REQUIRED WORK:
Below are the records; copy each line in which "question" occurs.

ENTRIES PROVIDED:

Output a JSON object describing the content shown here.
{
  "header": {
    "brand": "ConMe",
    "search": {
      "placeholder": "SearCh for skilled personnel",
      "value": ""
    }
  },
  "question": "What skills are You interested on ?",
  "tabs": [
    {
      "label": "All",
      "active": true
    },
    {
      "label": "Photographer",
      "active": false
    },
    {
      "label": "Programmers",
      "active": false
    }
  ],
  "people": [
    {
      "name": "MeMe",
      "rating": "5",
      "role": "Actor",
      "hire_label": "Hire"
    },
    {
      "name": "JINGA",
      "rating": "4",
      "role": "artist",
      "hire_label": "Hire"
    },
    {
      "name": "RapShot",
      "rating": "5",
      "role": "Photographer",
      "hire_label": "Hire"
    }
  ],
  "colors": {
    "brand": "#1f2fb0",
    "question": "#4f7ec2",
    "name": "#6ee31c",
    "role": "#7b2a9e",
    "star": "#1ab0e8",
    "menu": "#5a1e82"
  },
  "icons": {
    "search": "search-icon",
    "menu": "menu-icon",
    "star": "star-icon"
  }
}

RESULT FOR THIS TASK:
  "question": "What skills are You interested on ?",
    "question": "#4f7ec2",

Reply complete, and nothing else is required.